Every summer, the city of San Francisco has a free concert series featuring noteworthy bands, and some that are yet-to-be-noted — at least in the United States, anyway.Á‚ Á‚ Case in point, Bajafondo — the South American “electrotango” band whose members come from Argentina and Uruguay.Á‚ I had no idea what “electrotango” would sound like, but I was game, so off I went to see them perform live at a free concert. To my surprise, the place was packed with fans, and it was instantly understandable why: their music has a wonderfully cosmopolitan vibe that fuses a number of styles.Á‚ For those who are fans of Shakira, you might find some of Bajafondo’s electrotango sounding a bit like Shakira’s 2002 single, “Objection (Tango).”Á‚ Other times, the band has a kind of Russian sound with songs like “Hoy” that bring to mind Zvuki Mu.

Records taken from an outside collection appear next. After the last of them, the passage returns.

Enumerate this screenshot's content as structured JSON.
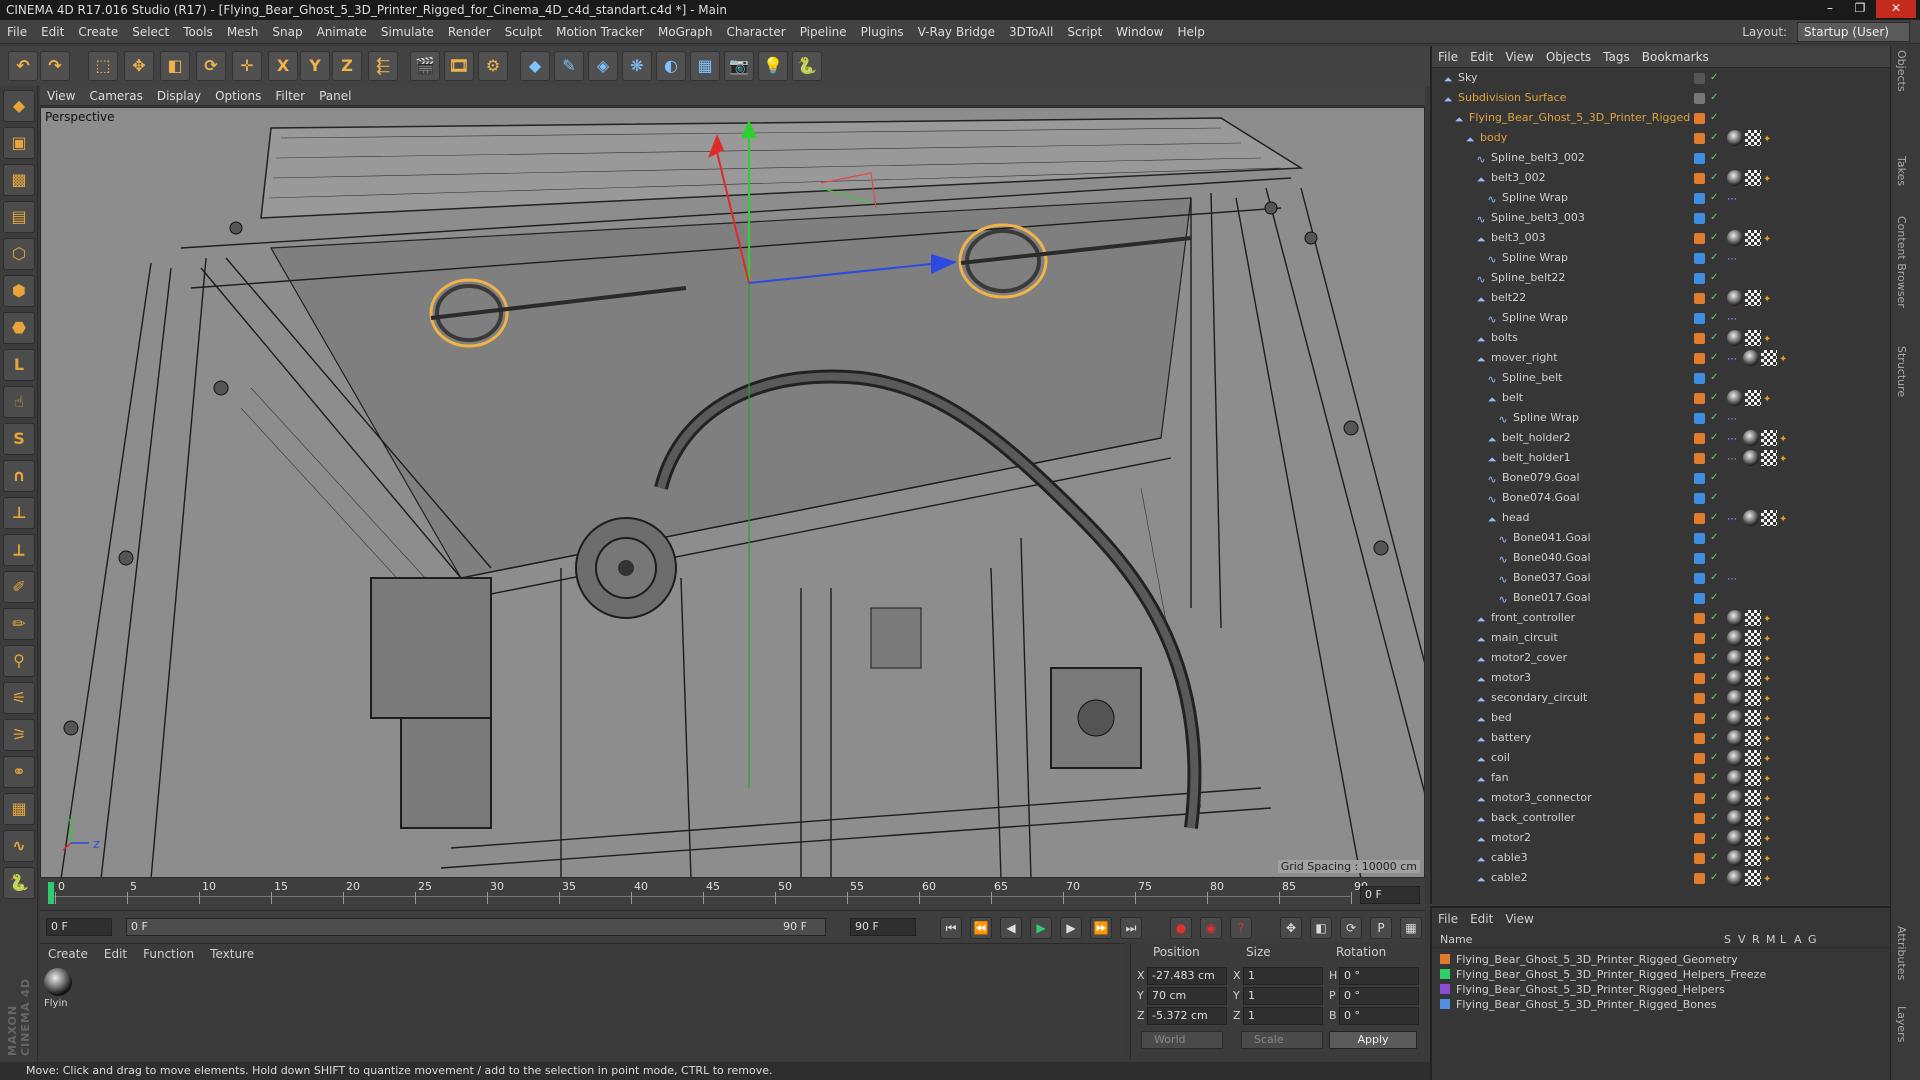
{
  "window": {
    "title": "CINEMA 4D R17.016 Studio (R17) - [Flying_Bear_Ghost_5_3D_Printer_Rigged_for_Cinema_4D_c4d_standart.c4d *] - Main",
    "controls": [
      "–",
      "❐",
      "✕"
    ]
  },
  "menubar": [
    "File",
    "Edit",
    "Create",
    "Select",
    "Tools",
    "Mesh",
    "Snap",
    "Animate",
    "Simulate",
    "Render",
    "Sculpt",
    "Motion Tracker",
    "MoGraph",
    "Character",
    "Pipeline",
    "Plugins",
    "V-Ray Bridge",
    "3DToAll",
    "Script",
    "Window",
    "Help"
  ],
  "layout": {
    "label": "Layout:",
    "value": "Startup (User)"
  },
  "toolbar": [
    {
      "name": "undo-icon",
      "glyph": "↶"
    },
    {
      "name": "redo-icon",
      "glyph": "↷"
    },
    {
      "name": "live-selection-icon",
      "glyph": "⬚"
    },
    {
      "name": "move-icon",
      "glyph": "✥"
    },
    {
      "name": "scale-icon",
      "glyph": "◧"
    },
    {
      "name": "rotate-icon",
      "glyph": "⟳"
    },
    {
      "name": "recent-tool-icon",
      "glyph": "✛"
    },
    {
      "name": "x-axis-icon",
      "glyph": "X"
    },
    {
      "name": "y-axis-icon",
      "glyph": "Y"
    },
    {
      "name": "z-axis-icon",
      "glyph": "Z"
    },
    {
      "name": "coordinate-system-icon",
      "glyph": "⬱"
    },
    {
      "name": "render-view-icon",
      "glyph": "🎬"
    },
    {
      "name": "render-picture-viewer-icon",
      "glyph": "🎞"
    },
    {
      "name": "render-settings-icon",
      "glyph": "⚙"
    },
    {
      "name": "cube-icon",
      "glyph": "◆"
    },
    {
      "name": "pen-icon",
      "glyph": "✎"
    },
    {
      "name": "subdivision-icon",
      "glyph": "◈"
    },
    {
      "name": "cloner-icon",
      "glyph": "❋"
    },
    {
      "name": "deformer-icon",
      "glyph": "◐"
    },
    {
      "name": "floor-icon",
      "glyph": "▦"
    },
    {
      "name": "camera-icon",
      "glyph": "📷"
    },
    {
      "name": "light-icon",
      "glyph": "💡"
    },
    {
      "name": "python-icon",
      "glyph": "🐍"
    }
  ],
  "left_tools": [
    {
      "name": "make-editable-icon",
      "glyph": "◆"
    },
    {
      "name": "model-mode-icon",
      "glyph": "▣"
    },
    {
      "name": "texture-mode-icon",
      "glyph": "▩"
    },
    {
      "name": "workplane-icon",
      "glyph": "▤"
    },
    {
      "name": "points-mode-icon",
      "glyph": "⬡"
    },
    {
      "name": "edges-mode-icon",
      "glyph": "⬢"
    },
    {
      "name": "polygons-mode-icon",
      "glyph": "⬣"
    },
    {
      "name": "axis-mode-icon",
      "glyph": "L"
    },
    {
      "name": "tweak-mode-icon",
      "glyph": "☝"
    },
    {
      "name": "snap-icon",
      "glyph": "S"
    },
    {
      "name": "magnet-icon",
      "glyph": "∩"
    },
    {
      "name": "joint-tool-icon",
      "glyph": "⊥"
    },
    {
      "name": "ik-chain-icon",
      "glyph": "⟂"
    },
    {
      "name": "weight-tool-icon",
      "glyph": "✐"
    },
    {
      "name": "paint-tool-icon",
      "glyph": "✏"
    },
    {
      "name": "bind-icon",
      "glyph": "⚲"
    },
    {
      "name": "brush-icon",
      "glyph": "⚟"
    },
    {
      "name": "smooth-icon",
      "glyph": "⚞"
    },
    {
      "name": "pose-icon",
      "glyph": "⚭"
    },
    {
      "name": "grid-lock-icon",
      "glyph": "▦"
    },
    {
      "name": "spline-tool-icon",
      "glyph": "∿"
    },
    {
      "name": "python-icon",
      "glyph": "🐍"
    }
  ],
  "maxon_logo": "MAXON CINEMA 4D",
  "viewport": {
    "menu": [
      "View",
      "Cameras",
      "Display",
      "Options",
      "Filter",
      "Panel"
    ],
    "label": "Perspective",
    "grid_spacing": "Grid Spacing : 10000 cm"
  },
  "timeline": {
    "ticks": [
      "0",
      "5",
      "10",
      "15",
      "20",
      "25",
      "30",
      "35",
      "40",
      "45",
      "50",
      "55",
      "60",
      "65",
      "70",
      "75",
      "80",
      "85",
      "90"
    ],
    "current_frame": "0 F"
  },
  "transport": {
    "start": "0 F",
    "range_start": "0 F",
    "range_end": "90 F",
    "end": "90 F"
  },
  "material_manager": {
    "menu": [
      "Create",
      "Edit",
      "Function",
      "Texture"
    ],
    "material_name": "Flyin"
  },
  "coordinates": {
    "headers": {
      "position": "Position",
      "size": "Size",
      "rotation": "Rotation"
    },
    "rows": [
      {
        "axis": "X",
        "pos": "-27.483 cm",
        "size": "1",
        "rot_label": "H",
        "rot": "0 °"
      },
      {
        "axis": "Y",
        "pos": "70 cm",
        "size": "1",
        "rot_label": "P",
        "rot": "0 °"
      },
      {
        "axis": "Z",
        "pos": "-5.372 cm",
        "size": "1",
        "rot_label": "B",
        "rot": "0 °"
      }
    ],
    "world": "World",
    "scale": "Scale",
    "apply": "Apply"
  },
  "status": "Move: Click and drag to move elements. Hold down SHIFT to quantize movement / add to the selection in point mode, CTRL to remove.",
  "objects_panel": {
    "menu": [
      "File",
      "Edit",
      "View",
      "Objects",
      "Tags",
      "Bookmarks"
    ],
    "rows": [
      {
        "name": "Sky",
        "indent": 0,
        "color": "#cfcfcf",
        "dot": "#555",
        "tags": ""
      },
      {
        "name": "Subdivision Surface",
        "indent": 0,
        "color": "#e0a23c",
        "dot": "#777",
        "tags": ""
      },
      {
        "name": "Flying_Bear_Ghost_5_3D_Printer_Rigged",
        "indent": 1,
        "color": "#e0a23c",
        "dot": "#e07a2c",
        "tags": ""
      },
      {
        "name": "body",
        "indent": 2,
        "color": "#e0a23c",
        "dot": "#e07a2c",
        "tags": "mat chk ik"
      },
      {
        "name": "Spline_belt3_002",
        "indent": 3,
        "color": "#cfcfcf",
        "dot": "#3d8ee0",
        "tags": ""
      },
      {
        "name": "belt3_002",
        "indent": 3,
        "color": "#cfcfcf",
        "dot": "#e07a2c",
        "tags": "mat chk ik"
      },
      {
        "name": "Spline Wrap",
        "indent": 4,
        "color": "#cfcfcf",
        "dot": "#3d8ee0",
        "tags": "sp"
      },
      {
        "name": "Spline_belt3_003",
        "indent": 3,
        "color": "#cfcfcf",
        "dot": "#3d8ee0",
        "tags": ""
      },
      {
        "name": "belt3_003",
        "indent": 3,
        "color": "#cfcfcf",
        "dot": "#e07a2c",
        "tags": "mat chk ik"
      },
      {
        "name": "Spline Wrap",
        "indent": 4,
        "color": "#cfcfcf",
        "dot": "#3d8ee0",
        "tags": "sp"
      },
      {
        "name": "Spline_belt22",
        "indent": 3,
        "color": "#cfcfcf",
        "dot": "#3d8ee0",
        "tags": ""
      },
      {
        "name": "belt22",
        "indent": 3,
        "color": "#cfcfcf",
        "dot": "#e07a2c",
        "tags": "mat chk ik"
      },
      {
        "name": "Spline Wrap",
        "indent": 4,
        "color": "#cfcfcf",
        "dot": "#3d8ee0",
        "tags": "sp"
      },
      {
        "name": "bolts",
        "indent": 3,
        "color": "#cfcfcf",
        "dot": "#e07a2c",
        "tags": "mat chk ik"
      },
      {
        "name": "mover_right",
        "indent": 3,
        "color": "#cfcfcf",
        "dot": "#e07a2c",
        "tags": "sp mat chk ik"
      },
      {
        "name": "Spline_belt",
        "indent": 4,
        "color": "#cfcfcf",
        "dot": "#3d8ee0",
        "tags": ""
      },
      {
        "name": "belt",
        "indent": 4,
        "color": "#cfcfcf",
        "dot": "#e07a2c",
        "tags": "mat chk ik"
      },
      {
        "name": "Spline Wrap",
        "indent": 5,
        "color": "#cfcfcf",
        "dot": "#3d8ee0",
        "tags": "sp"
      },
      {
        "name": "belt_holder2",
        "indent": 4,
        "color": "#cfcfcf",
        "dot": "#e07a2c",
        "tags": "sp mat chk ik"
      },
      {
        "name": "belt_holder1",
        "indent": 4,
        "color": "#cfcfcf",
        "dot": "#e07a2c",
        "tags": "sp mat chk ik"
      },
      {
        "name": "Bone079.Goal",
        "indent": 4,
        "color": "#cfcfcf",
        "dot": "#3d8ee0",
        "tags": ""
      },
      {
        "name": "Bone074.Goal",
        "indent": 4,
        "color": "#cfcfcf",
        "dot": "#3d8ee0",
        "tags": ""
      },
      {
        "name": "head",
        "indent": 4,
        "color": "#cfcfcf",
        "dot": "#e07a2c",
        "tags": "sp mat chk ik"
      },
      {
        "name": "Bone041.Goal",
        "indent": 5,
        "color": "#cfcfcf",
        "dot": "#3d8ee0",
        "tags": ""
      },
      {
        "name": "Bone040.Goal",
        "indent": 5,
        "color": "#cfcfcf",
        "dot": "#3d8ee0",
        "tags": ""
      },
      {
        "name": "Bone037.Goal",
        "indent": 5,
        "color": "#cfcfcf",
        "dot": "#3d8ee0",
        "tags": "sp"
      },
      {
        "name": "Bone017.Goal",
        "indent": 5,
        "color": "#cfcfcf",
        "dot": "#3d8ee0",
        "tags": ""
      },
      {
        "name": "front_controller",
        "indent": 3,
        "color": "#cfcfcf",
        "dot": "#e07a2c",
        "tags": "mat chk ik"
      },
      {
        "name": "main_circuit",
        "indent": 3,
        "color": "#cfcfcf",
        "dot": "#e07a2c",
        "tags": "mat chk ik"
      },
      {
        "name": "motor2_cover",
        "indent": 3,
        "color": "#cfcfcf",
        "dot": "#e07a2c",
        "tags": "mat chk ik"
      },
      {
        "name": "motor3",
        "indent": 3,
        "color": "#cfcfcf",
        "dot": "#e07a2c",
        "tags": "mat chk ik"
      },
      {
        "name": "secondary_circuit",
        "indent": 3,
        "color": "#cfcfcf",
        "dot": "#e07a2c",
        "tags": "mat chk ik"
      },
      {
        "name": "bed",
        "indent": 3,
        "color": "#cfcfcf",
        "dot": "#e07a2c",
        "tags": "mat chk ik"
      },
      {
        "name": "battery",
        "indent": 3,
        "color": "#cfcfcf",
        "dot": "#e07a2c",
        "tags": "mat chk ik"
      },
      {
        "name": "coil",
        "indent": 3,
        "color": "#cfcfcf",
        "dot": "#e07a2c",
        "tags": "mat chk ik"
      },
      {
        "name": "fan",
        "indent": 3,
        "color": "#cfcfcf",
        "dot": "#e07a2c",
        "tags": "mat chk ik"
      },
      {
        "name": "motor3_connector",
        "indent": 3,
        "color": "#cfcfcf",
        "dot": "#e07a2c",
        "tags": "mat chk ik"
      },
      {
        "name": "back_controller",
        "indent": 3,
        "color": "#cfcfcf",
        "dot": "#e07a2c",
        "tags": "mat chk ik"
      },
      {
        "name": "motor2",
        "indent": 3,
        "color": "#cfcfcf",
        "dot": "#e07a2c",
        "tags": "mat chk ik"
      },
      {
        "name": "cable3",
        "indent": 3,
        "color": "#cfcfcf",
        "dot": "#e07a2c",
        "tags": "mat chk ik"
      },
      {
        "name": "cable2",
        "indent": 3,
        "color": "#cfcfcf",
        "dot": "#e07a2c",
        "tags": "mat chk ik"
      }
    ]
  },
  "layers_panel": {
    "menu": [
      "File",
      "Edit",
      "View"
    ],
    "columns": [
      "Name",
      "S",
      "V",
      "R",
      "M",
      "L",
      "A",
      "G"
    ],
    "rows": [
      {
        "name": "Flying_Bear_Ghost_5_3D_Printer_Rigged_Geometry",
        "color": "#e07a2c"
      },
      {
        "name": "Flying_Bear_Ghost_5_3D_Printer_Rigged_Helpers_Freeze",
        "color": "#2fd06a"
      },
      {
        "name": "Flying_Bear_Ghost_5_3D_Printer_Rigged_Helpers",
        "color": "#8a4fd0"
      },
      {
        "name": "Flying_Bear_Ghost_5_3D_Printer_Rigged_Bones",
        "color": "#4f8ee0"
      }
    ]
  },
  "right_tabs": [
    "Objects",
    "Takes",
    "Content Browser",
    "Structure",
    "Attributes",
    "Layers"
  ]
}
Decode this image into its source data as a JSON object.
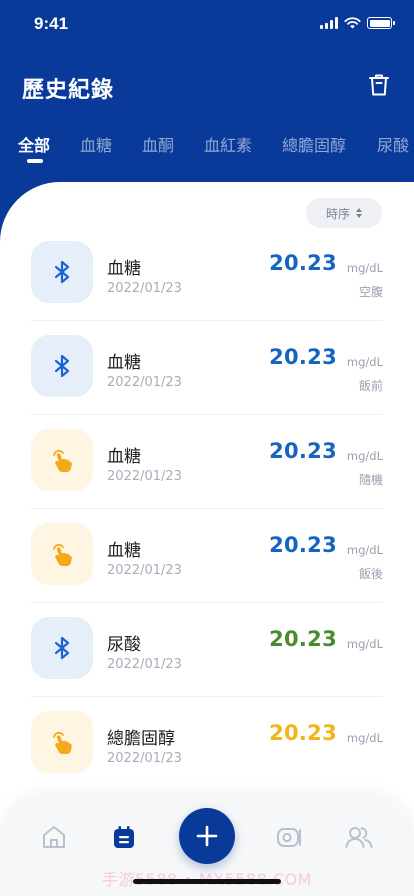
{
  "status_bar": {
    "time": "9:41"
  },
  "header": {
    "title": "歷史紀錄"
  },
  "tabs": [
    {
      "label": "全部",
      "active": true
    },
    {
      "label": "血糖",
      "active": false
    },
    {
      "label": "血酮",
      "active": false
    },
    {
      "label": "血紅素",
      "active": false
    },
    {
      "label": "總膽固醇",
      "active": false
    },
    {
      "label": "尿酸",
      "active": false
    }
  ],
  "sort": {
    "label": "時序"
  },
  "records": [
    {
      "icon": "bluetooth-icon",
      "name": "血糖",
      "date": "2022/01/23",
      "value": "20.23",
      "unit": "mg/dL",
      "tag": "空腹",
      "color": "#1565C0"
    },
    {
      "icon": "bluetooth-icon",
      "name": "血糖",
      "date": "2022/01/23",
      "value": "20.23",
      "unit": "mg/dL",
      "tag": "飯前",
      "color": "#1565C0"
    },
    {
      "icon": "hand-tap-icon",
      "name": "血糖",
      "date": "2022/01/23",
      "value": "20.23",
      "unit": "mg/dL",
      "tag": "隨機",
      "color": "#1565C0"
    },
    {
      "icon": "hand-tap-icon",
      "name": "血糖",
      "date": "2022/01/23",
      "value": "20.23",
      "unit": "mg/dL",
      "tag": "飯後",
      "color": "#1565C0"
    },
    {
      "icon": "bluetooth-icon",
      "name": "尿酸",
      "date": "2022/01/23",
      "value": "20.23",
      "unit": "mg/dL",
      "tag": "",
      "color": "#4C8A2E"
    },
    {
      "icon": "hand-tap-icon",
      "name": "總膽固醇",
      "date": "2022/01/23",
      "value": "20.23",
      "unit": "mg/dL",
      "tag": "",
      "color": "#F2B418"
    }
  ],
  "bottom_nav": [
    "home-icon",
    "calendar-icon",
    "add-icon",
    "camera-icon",
    "users-icon"
  ],
  "watermark": "手游5588 • MX5588.COM",
  "colors": {
    "primary": "#0A3A99",
    "bluetooth": "#1E63D6",
    "hand": "#F2A91A"
  }
}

However, Bajofondo is not a evanescent bit of exotica that screams “flavor of the week.” Their sound has certainly captured the heart (and ears) of artists like Elvis Costello and Nelly Furtado — each of whom contributes vocals on the album, Mar Dulce. Interestingly, the rather relaxed vocals of Furtado on “Baldosas Mojadas” makes her trademark nasally voice almost disappear–leaving the listener with a greater appreciation of her singing abilities.
Other guest vocalist, like Mala Rodriguez from Spain, add a nice flavor to “El AndÁƒ©n.” But really, the band shines on their instrumentals like “Pa’ Bailar” (the first single off the album) and “Grand Guignol” which has a kind of cinematic quality to it.
For a band that only has two albums under their belt, it’s clear that Bajofondo is comprised of some wonderfully talented and accomplished musicians who, as luck would have it, have a chemistry that keeps a signature sound fairly consistent throughout their genre-hopping fusion of styles.